• Exercise description: Scan the lines below for the string "name" and copy every one that has it.

• Data supplied:

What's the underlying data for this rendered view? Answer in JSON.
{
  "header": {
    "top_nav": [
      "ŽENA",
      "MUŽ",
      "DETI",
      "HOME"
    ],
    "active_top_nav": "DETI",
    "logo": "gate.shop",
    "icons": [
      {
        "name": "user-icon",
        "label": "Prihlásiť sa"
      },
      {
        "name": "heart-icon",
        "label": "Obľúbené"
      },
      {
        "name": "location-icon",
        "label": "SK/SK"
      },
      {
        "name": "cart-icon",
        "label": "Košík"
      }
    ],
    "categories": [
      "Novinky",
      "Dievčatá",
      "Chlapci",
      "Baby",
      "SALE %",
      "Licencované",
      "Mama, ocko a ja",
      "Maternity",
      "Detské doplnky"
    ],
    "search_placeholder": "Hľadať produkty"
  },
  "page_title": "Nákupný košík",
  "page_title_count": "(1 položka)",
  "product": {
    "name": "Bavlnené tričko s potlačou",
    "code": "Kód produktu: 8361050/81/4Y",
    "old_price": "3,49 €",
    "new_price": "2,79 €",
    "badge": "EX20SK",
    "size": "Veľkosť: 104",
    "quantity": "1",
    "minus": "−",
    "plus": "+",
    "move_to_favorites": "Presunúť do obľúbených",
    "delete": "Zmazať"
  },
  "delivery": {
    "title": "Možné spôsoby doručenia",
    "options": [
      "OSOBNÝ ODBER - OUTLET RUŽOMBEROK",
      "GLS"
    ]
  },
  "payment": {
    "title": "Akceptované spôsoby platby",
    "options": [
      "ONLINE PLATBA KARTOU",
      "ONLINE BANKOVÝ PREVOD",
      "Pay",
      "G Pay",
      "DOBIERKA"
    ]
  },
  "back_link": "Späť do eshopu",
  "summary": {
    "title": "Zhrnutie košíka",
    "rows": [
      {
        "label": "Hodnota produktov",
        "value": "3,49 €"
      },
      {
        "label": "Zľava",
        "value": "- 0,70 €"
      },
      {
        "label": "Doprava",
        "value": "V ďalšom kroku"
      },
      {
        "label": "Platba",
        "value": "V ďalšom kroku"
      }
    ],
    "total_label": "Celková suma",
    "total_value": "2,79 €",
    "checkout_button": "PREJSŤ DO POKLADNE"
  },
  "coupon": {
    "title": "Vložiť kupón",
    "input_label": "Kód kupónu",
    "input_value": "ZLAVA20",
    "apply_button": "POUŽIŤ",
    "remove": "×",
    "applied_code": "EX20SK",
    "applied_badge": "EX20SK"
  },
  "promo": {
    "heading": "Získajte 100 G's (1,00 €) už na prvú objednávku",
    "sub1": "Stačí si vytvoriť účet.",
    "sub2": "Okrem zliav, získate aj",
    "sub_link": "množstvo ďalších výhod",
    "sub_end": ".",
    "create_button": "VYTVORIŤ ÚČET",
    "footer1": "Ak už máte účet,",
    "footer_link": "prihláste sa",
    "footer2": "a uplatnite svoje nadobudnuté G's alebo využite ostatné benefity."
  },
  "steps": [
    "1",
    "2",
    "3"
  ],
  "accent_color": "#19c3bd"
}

• Solved problem:
        "name": "user-icon",
        "name": "heart-icon",
        "name": "location-icon",
        "name": "cart-icon",
    "name": "Bavlnené tričko s potlačou",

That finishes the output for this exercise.